Assembly (Speech Matters)



Thing 000780 (vinblastine)

The Madagascar periwinkle is a member of the dogbane family (Apocynaceae) that grows on the Island of Madagascar. By the late 1700s, it was grown as an ornamental plant in different places over the world that were suitable. Via the Jardin des Plantes in Paris it turned up in pharmacopoeias of England, Pakistan, Vietnam, and Dominica. It is a perennial herb that is cultivated. Traditional healers have used Madagascar periwinkle for numerous purposes. In India, the juice of the leaves has been used to treat wasp stings. In Hawaii, inhabitants made an extract of the boiled plant that was used to arrest bleeding.

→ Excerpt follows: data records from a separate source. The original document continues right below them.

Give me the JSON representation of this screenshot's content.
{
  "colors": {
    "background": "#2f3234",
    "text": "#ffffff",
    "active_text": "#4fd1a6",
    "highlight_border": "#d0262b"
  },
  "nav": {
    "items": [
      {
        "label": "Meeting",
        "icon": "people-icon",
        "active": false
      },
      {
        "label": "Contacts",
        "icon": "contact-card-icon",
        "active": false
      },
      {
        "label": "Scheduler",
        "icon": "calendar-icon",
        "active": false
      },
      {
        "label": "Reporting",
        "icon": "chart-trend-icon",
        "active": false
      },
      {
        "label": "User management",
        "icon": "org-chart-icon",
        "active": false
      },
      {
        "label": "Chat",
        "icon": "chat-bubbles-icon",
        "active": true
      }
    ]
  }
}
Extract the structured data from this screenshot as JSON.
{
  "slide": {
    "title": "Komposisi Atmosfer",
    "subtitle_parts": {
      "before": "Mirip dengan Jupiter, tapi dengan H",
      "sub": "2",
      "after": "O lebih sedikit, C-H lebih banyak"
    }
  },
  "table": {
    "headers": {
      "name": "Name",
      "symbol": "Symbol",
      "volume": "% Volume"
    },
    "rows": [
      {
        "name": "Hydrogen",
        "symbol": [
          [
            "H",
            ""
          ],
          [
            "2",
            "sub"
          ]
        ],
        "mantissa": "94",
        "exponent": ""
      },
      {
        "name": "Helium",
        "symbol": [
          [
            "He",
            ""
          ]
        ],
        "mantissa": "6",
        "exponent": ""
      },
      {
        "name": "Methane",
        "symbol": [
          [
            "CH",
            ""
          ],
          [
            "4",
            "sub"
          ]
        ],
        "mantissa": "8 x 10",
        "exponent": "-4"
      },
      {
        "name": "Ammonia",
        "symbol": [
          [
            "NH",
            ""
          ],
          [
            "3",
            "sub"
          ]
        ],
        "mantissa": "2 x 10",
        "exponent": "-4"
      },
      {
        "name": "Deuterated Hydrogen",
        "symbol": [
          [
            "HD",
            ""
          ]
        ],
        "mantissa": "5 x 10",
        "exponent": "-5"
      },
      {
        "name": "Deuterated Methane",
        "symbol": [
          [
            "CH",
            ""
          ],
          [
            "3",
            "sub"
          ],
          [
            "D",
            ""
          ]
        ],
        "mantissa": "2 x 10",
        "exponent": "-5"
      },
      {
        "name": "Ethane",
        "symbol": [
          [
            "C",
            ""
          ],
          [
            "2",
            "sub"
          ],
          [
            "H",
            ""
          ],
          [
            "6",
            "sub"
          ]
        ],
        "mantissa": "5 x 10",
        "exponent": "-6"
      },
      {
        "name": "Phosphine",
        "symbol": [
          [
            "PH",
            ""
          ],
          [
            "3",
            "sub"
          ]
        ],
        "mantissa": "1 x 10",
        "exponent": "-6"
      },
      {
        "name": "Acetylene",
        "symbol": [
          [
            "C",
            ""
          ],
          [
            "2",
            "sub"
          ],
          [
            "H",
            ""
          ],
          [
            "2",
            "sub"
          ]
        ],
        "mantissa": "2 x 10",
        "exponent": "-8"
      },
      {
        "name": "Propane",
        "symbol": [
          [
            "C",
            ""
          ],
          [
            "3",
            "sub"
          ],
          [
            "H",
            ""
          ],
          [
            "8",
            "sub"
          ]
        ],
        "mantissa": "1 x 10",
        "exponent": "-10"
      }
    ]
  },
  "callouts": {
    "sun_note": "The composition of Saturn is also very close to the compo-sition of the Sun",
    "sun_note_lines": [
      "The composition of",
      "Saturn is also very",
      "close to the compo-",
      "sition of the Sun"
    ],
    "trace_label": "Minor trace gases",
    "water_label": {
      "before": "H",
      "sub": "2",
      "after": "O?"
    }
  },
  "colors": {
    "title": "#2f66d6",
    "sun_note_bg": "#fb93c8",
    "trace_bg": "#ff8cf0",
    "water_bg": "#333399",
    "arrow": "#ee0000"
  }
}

In 1952, Robert Laing Noble, a member of the medical faculty at the University of Western Ontario, received 25 rosy periwinkle leaves from his brother, Clark Noble, who in turn reported that the leaves were used in Jamaica for diabetes treatment when insulin was unavailable. The leaves had little effect on blood sugar but strongly inhibited white blood cells. By 1958, Robert Noble’s research team at Western Ontario isolated and purified the potent alkaloid extract now known as vinblastine. Eli Lilly, a pharmaceutical company, found that the extract prolonged the lives of mice with leukemia. Then clinical trials were carried out in the Princess Margaret Hospital in Toronto on patients with lymphoid cancers. When the test showed positive results Eli Lilly synthesized vincristine. Eli Lilly started producing the drug vindesine in 1979 under the brand name Eldisine. Vinblastine (trated as Oncovin) and vincristine (trated as Velban) are all chemotherapy drugs that are given as a treatment for some types of cancer including leukaemia, lymphoma, melanoma, breast, and lung cancer.

Jamaica didn’t make claim about the traditional knowledge that facilitated the development of vinblastine and vincristine. A court case that Eli Lilly should compensate would be difficult. Formal knowledge systems are protected as intellectual property, but informal, traditional systems have been tagged as freely available common heritage of humanity. Patents, have historically served to provide financial rewards to those appropriating indigenous knowledge and its products, while denying such rewards to the communities whose knowledge is appropriated. Patentable inventions must be novel or new and nonobviousness. The substance of a patent may not be the discovery of some natural phenomenon. Thus medicinal plants in their state, or even diluted or otherwise processed, are not patentable. However, if a Western scientist isolates the plant’s active substance in a way that does not occur in nature, it becomes patentable. Patentability under intellectual property law is systematically biased against the innovations and knowledge of indigenous and farmers’ communities. Under the auspices of the United Nations’ Food and Agriculture Organization (FAO), states negotiated a nonbinding International Undertaking on Plant Genetic Resources (Undertaking) in 1983. The first version of the Undertaking, supported by nations from the Southern, declared that all plant germplasm, both raw and elite breeders’ lines, was equally part of the “common heritage of mankind” and therefore available to all. Most Northern countries rejected this version of the Undertaking. By 1989, FAO members had effectively added protection for breeders’ rights. By 1991, amendments to the Undertaking had practically abandoned the common heritage principle for improved varieties. In 1992 the Convention on Biological Diversity, brought concerns over the use and appropriation of indigenous and local scientific knowledge of natural resources. One of it’s objectives stated:

[T]he fair and equitable sharing of the benefits arising out of the utilization of genetic resources, including by appropriate access to genetic resources and by appropriate transfer of relevant technologies, taking into account all rights over those resources and to technologies, and by appropriate funding. [...] Subject to its national legislation, respect, preserve and maintain knowledge, innovations and practices of indigenous and local communities embodying traditional lifestyles relevant for the conservation and sustainable use of biological diversity and promote their wider application with the approval and involvement of the holders of such knowledge, innovations and practices and encourage the equitable sharing of the benefits arising from the utilization of such knowledge, innovations and practices.155 This provision recognizes for the first time in a global treaty the special function of indigenous and local communities in the innovation and preservation of biological knowledge. It also commits other treaty parties to overseeing the relationship between States and the indigenous and local communities within their territory, although it leaves implementation squarely in the hands of national governments. The exact reach of the provision is presently unclear, and it admittedly leaves the extent and manner in which benefits are to be shared to the discretion of each State..